Start of Block

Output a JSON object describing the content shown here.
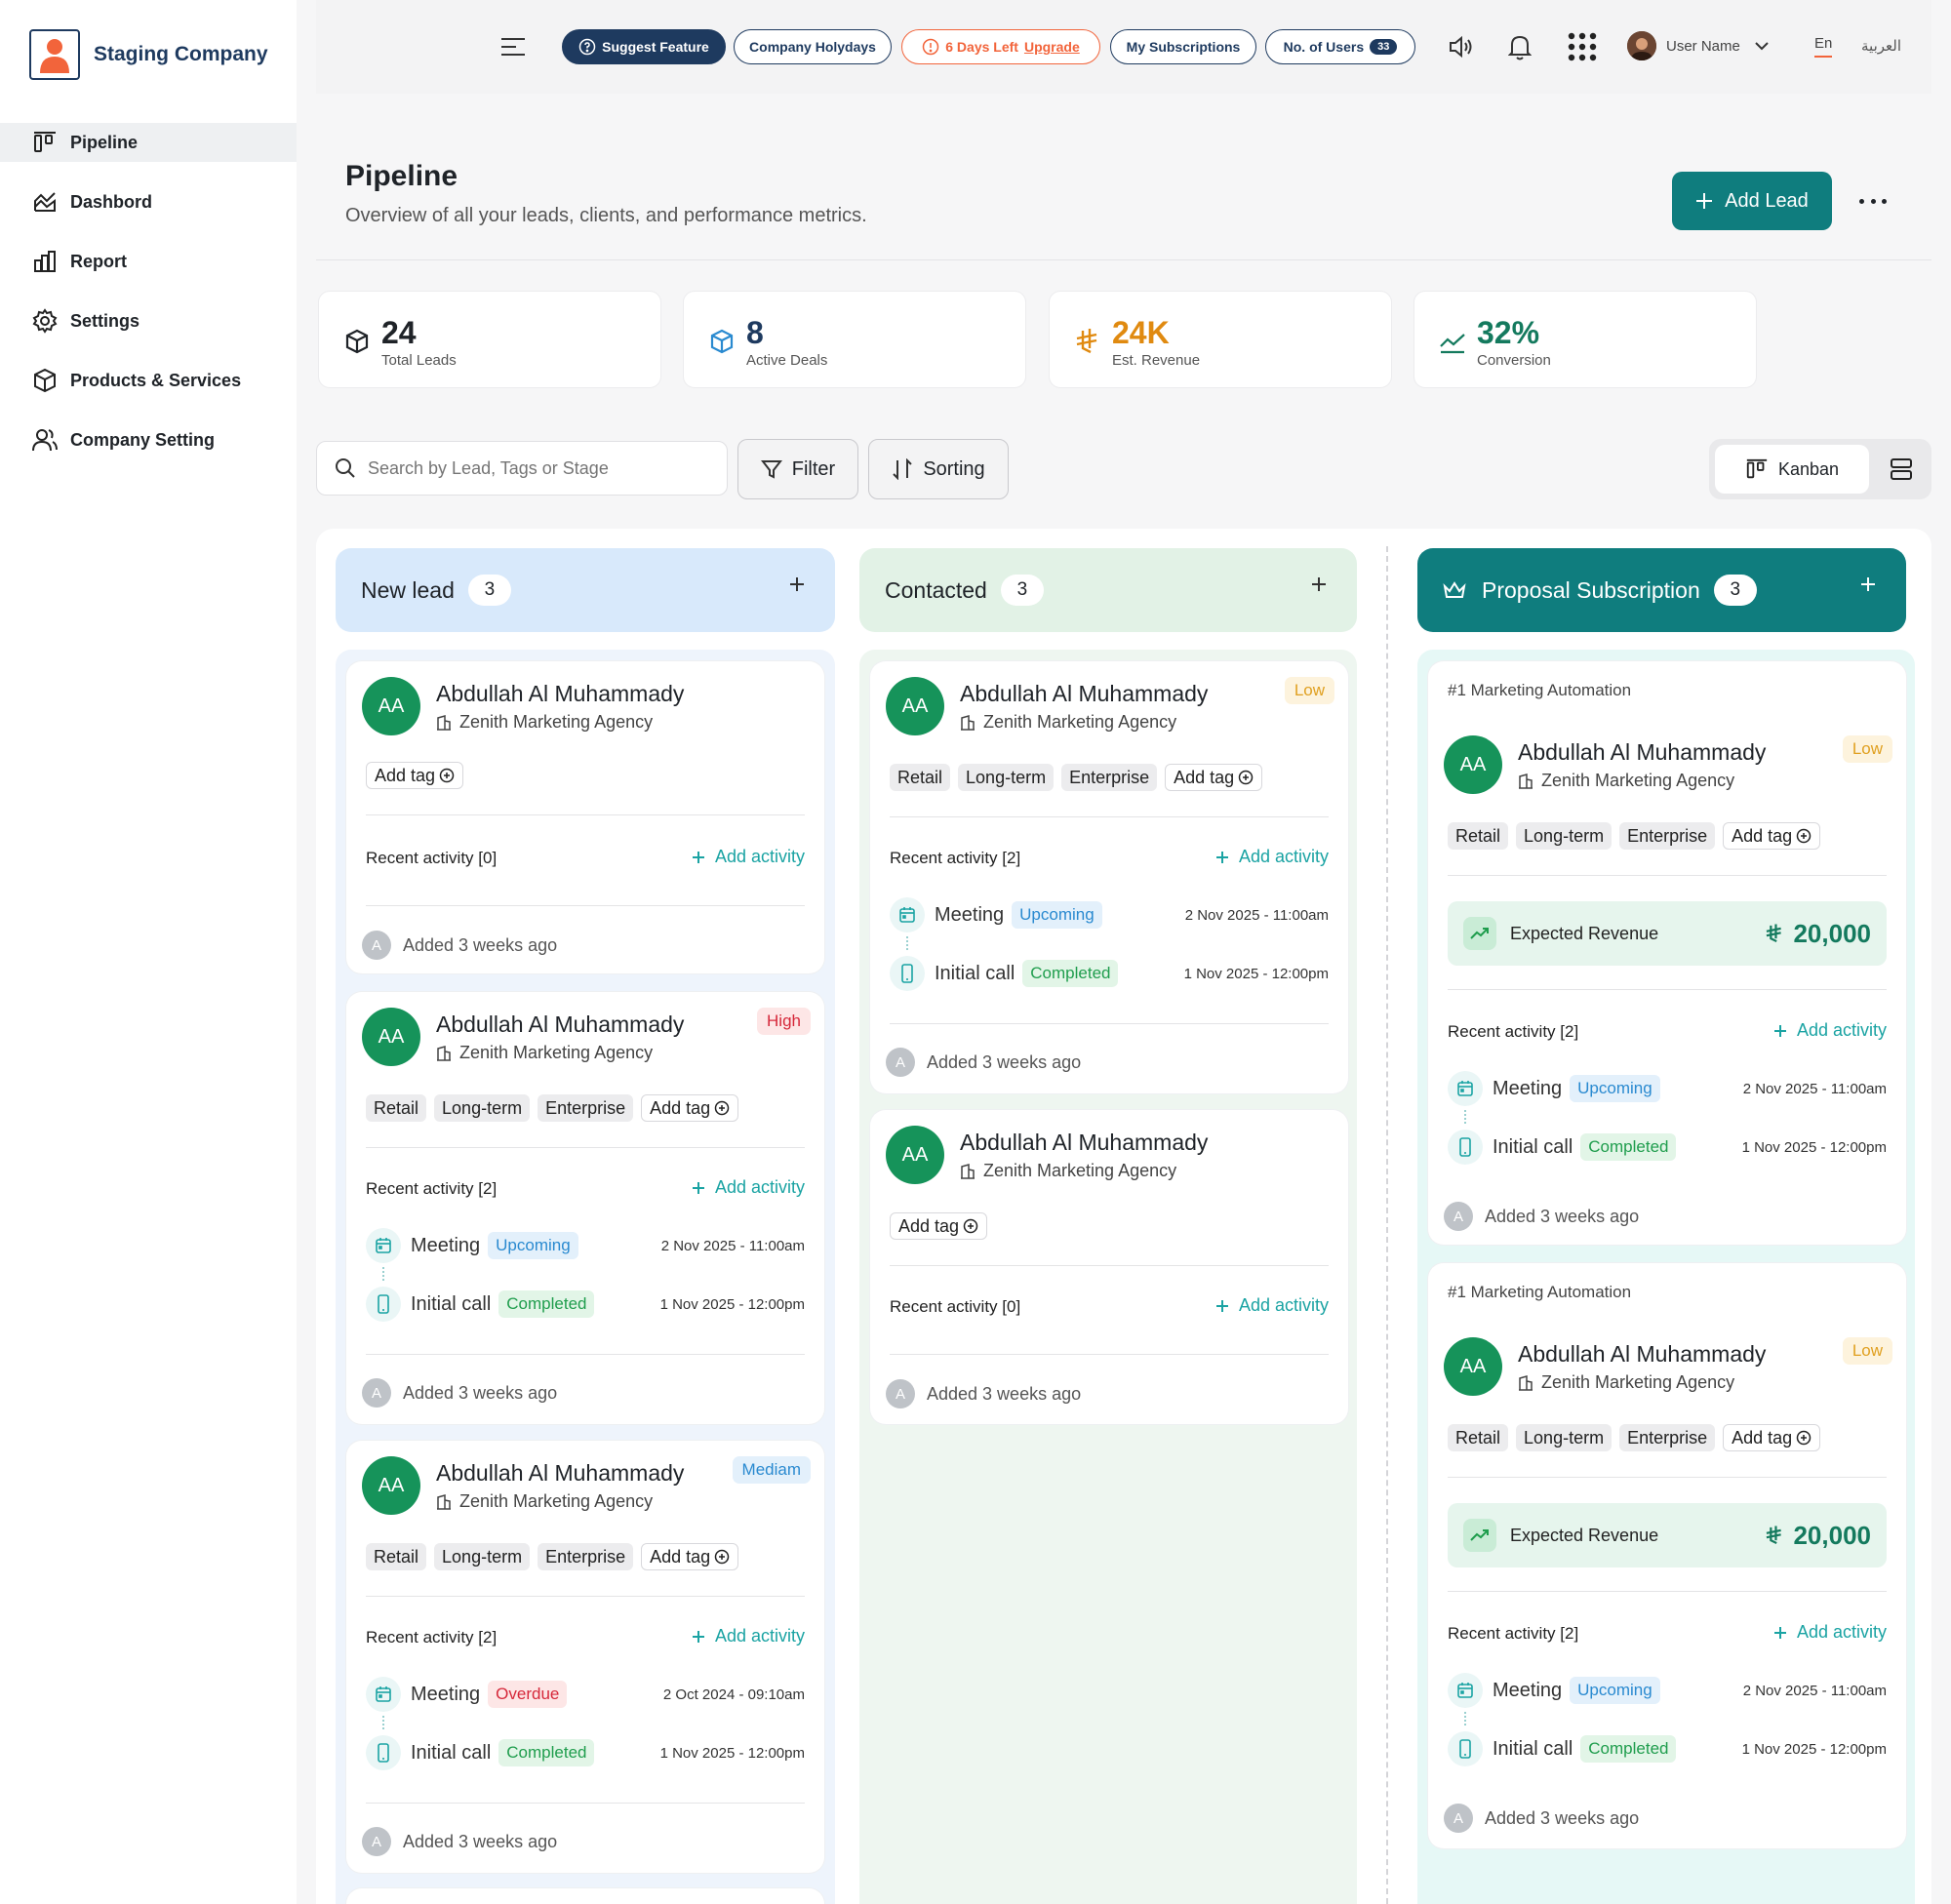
{
  "brand": {
    "name": "Staging Company"
  },
  "nav": [
    {
      "label": "Pipeline",
      "icon": "kanban-icon"
    },
    {
      "label": "Dashbord",
      "icon": "chart-area-icon"
    },
    {
      "label": "Report",
      "icon": "bar-chart-icon"
    },
    {
      "label": "Settings",
      "icon": "gear-icon"
    },
    {
      "label": "Products & Services",
      "icon": "box-icon"
    },
    {
      "label": "Company Setting",
      "icon": "users-icon"
    }
  ],
  "topbar": {
    "suggest": "Suggest Feature",
    "holidays": "Company Holydays",
    "trial": "6 Days Left",
    "upgrade": "Upgrade",
    "subs": "My Subscriptions",
    "users_label": "No. of Users",
    "users_count": "33",
    "user_name": "User Name",
    "lang_en": "En",
    "lang_ar": "العربية"
  },
  "header": {
    "title": "Pipeline",
    "subtitle": "Overview of all your leads, clients, and performance metrics.",
    "add_lead": "Add Lead"
  },
  "stats": [
    {
      "value": "24",
      "label": "Total Leads",
      "color": "#1f2328"
    },
    {
      "value": "8",
      "label": "Active Deals",
      "color": "#1e3a5f"
    },
    {
      "value": "24K",
      "label": "Est. Revenue",
      "color": "#e08a10"
    },
    {
      "value": "32%",
      "label": "Conversion",
      "color": "#147a5e"
    }
  ],
  "toolbar": {
    "search_placeholder": "Search by Lead, Tags or Stage",
    "filter": "Filter",
    "sorting": "Sorting",
    "kanban": "Kanban"
  },
  "columns": [
    {
      "title": "New lead",
      "count": "3",
      "color": "#d8e9fb"
    },
    {
      "title": "Contacted",
      "count": "3",
      "color": "#e2f2e6"
    },
    {
      "title": "Proposal Subscription",
      "count": "3",
      "color": "#0f7d7e"
    }
  ],
  "common": {
    "initials": "AA",
    "lead_name": "Abdullah Al Muhammady",
    "company": "Zenith Marketing Agency",
    "add_tag": "Add tag",
    "add_activity": "Add activity",
    "added": "Added 3 weeks ago",
    "added_initial": "A",
    "tags": [
      "Retail",
      "Long-term",
      "Enterprise"
    ],
    "ra0": "Recent activity [0]",
    "ra2": "Recent activity [2]",
    "meeting": "Meeting",
    "initial_call": "Initial call",
    "upcoming": "Upcoming",
    "completed": "Completed",
    "overdue": "Overdue",
    "d1": "2 Nov 2025 - 11:00am",
    "d2": "1 Nov 2025 - 12:00pm",
    "d3": "2 Oct 2024 - 09:10am",
    "low": "Low",
    "high": "High",
    "medium": "Mediam",
    "ref": "#1 Marketing Automation",
    "exp_label": "Expected Revenue",
    "exp_value": "20,000"
  }
}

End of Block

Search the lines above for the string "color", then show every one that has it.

      "color": "#1f2328"
      "color": "#1e3a5f"
      "color": "#e08a10"
      "color": "#147a5e"
      "color": "#d8e9fb"
      "color": "#e2f2e6"
      "color": "#0f7d7e"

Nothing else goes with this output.